*Exercise data*
■ ■ ■ ■ ■ ■ ■

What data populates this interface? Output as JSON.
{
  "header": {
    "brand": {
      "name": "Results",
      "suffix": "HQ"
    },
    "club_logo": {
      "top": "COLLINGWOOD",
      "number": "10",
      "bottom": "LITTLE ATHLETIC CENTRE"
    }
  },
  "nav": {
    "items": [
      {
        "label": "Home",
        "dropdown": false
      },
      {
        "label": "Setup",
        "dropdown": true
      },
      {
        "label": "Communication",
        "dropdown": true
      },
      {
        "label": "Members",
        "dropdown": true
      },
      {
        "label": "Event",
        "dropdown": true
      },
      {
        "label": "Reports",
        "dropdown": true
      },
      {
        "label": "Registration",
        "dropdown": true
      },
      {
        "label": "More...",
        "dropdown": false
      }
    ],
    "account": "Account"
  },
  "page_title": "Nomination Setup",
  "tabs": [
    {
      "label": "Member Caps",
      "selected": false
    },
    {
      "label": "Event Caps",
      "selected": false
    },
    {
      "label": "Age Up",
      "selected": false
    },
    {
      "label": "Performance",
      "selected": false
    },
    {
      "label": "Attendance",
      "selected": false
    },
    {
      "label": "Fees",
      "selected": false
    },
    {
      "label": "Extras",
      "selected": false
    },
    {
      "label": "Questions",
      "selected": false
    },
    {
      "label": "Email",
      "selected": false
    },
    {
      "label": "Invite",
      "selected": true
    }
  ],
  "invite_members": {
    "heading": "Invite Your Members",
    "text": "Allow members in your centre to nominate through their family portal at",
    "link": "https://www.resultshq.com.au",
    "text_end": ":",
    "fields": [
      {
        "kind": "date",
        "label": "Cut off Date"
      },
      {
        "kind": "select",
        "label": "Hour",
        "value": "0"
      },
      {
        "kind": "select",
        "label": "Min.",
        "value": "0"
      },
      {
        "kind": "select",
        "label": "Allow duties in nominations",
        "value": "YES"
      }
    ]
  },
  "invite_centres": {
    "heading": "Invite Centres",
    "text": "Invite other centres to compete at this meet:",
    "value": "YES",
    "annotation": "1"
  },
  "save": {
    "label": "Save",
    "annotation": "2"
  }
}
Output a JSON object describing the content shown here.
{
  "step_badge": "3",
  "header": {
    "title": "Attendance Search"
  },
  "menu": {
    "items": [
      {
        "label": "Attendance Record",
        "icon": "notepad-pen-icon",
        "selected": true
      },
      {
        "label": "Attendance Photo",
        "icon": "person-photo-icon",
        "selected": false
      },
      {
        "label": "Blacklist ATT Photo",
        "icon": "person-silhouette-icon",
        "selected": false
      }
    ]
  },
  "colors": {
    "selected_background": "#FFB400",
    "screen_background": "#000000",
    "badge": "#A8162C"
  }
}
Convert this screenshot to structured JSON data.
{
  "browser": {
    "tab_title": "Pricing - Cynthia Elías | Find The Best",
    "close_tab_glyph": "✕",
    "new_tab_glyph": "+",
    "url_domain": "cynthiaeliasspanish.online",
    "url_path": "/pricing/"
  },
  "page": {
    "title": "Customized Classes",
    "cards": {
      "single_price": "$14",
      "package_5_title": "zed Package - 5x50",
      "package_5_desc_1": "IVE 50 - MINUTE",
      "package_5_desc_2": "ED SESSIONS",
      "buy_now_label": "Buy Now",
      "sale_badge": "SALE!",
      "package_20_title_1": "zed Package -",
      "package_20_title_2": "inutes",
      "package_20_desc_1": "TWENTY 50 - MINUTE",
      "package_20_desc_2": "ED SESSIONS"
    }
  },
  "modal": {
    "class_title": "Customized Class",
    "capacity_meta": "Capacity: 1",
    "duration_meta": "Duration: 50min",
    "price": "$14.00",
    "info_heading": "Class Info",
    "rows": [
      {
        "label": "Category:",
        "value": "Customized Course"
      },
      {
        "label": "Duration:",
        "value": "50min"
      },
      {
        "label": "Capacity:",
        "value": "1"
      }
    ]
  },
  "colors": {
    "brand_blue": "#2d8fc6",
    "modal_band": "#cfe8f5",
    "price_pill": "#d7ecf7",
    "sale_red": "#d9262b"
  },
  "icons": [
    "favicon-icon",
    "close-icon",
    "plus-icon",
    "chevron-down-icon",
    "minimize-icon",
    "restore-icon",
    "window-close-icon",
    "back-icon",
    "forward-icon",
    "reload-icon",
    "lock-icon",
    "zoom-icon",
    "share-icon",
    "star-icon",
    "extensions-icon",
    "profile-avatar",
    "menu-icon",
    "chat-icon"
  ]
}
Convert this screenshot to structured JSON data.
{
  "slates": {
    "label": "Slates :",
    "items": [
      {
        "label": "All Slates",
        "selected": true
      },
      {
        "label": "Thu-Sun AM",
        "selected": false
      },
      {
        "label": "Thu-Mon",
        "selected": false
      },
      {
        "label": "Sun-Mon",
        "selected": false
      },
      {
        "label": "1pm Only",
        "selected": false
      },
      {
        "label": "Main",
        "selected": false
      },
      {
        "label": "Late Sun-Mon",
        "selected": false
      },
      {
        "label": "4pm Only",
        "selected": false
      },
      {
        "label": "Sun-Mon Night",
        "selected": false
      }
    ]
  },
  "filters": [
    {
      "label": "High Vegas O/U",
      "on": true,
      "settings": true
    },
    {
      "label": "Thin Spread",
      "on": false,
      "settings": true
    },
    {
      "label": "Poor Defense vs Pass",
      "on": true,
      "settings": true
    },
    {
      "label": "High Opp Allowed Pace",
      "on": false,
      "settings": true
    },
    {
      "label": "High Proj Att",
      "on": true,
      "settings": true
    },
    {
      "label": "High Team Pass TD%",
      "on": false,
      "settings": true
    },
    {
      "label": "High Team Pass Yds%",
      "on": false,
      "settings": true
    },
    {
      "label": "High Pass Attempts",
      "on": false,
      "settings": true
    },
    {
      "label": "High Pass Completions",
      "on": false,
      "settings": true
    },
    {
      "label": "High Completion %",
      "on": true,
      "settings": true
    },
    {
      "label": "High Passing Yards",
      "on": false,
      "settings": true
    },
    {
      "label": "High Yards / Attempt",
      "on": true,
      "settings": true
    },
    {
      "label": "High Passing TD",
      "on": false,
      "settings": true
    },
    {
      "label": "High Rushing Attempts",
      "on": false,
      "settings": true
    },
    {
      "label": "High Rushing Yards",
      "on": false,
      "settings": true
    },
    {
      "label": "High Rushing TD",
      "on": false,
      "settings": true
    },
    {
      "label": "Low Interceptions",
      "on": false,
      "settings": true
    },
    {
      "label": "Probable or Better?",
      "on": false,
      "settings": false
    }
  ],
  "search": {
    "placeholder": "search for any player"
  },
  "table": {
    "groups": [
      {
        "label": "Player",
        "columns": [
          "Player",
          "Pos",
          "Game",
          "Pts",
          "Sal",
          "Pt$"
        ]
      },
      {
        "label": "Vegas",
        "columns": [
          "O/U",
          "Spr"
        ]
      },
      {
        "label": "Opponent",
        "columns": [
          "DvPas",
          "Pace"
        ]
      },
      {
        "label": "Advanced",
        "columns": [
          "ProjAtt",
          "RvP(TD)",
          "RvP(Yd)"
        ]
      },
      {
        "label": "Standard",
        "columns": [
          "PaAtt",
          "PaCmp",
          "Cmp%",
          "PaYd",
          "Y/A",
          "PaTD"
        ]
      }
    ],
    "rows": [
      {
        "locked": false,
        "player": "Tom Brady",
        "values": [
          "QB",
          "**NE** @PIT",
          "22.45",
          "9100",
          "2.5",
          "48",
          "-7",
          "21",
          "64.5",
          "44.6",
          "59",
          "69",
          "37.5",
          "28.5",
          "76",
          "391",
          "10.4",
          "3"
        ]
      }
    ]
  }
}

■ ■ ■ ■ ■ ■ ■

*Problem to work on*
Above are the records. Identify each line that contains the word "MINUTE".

*Exercise response*
      "package_5_desc_1": "IVE 50 - MINUTE",
      "package_20_desc_1": "TWENTY 50 - MINUTE",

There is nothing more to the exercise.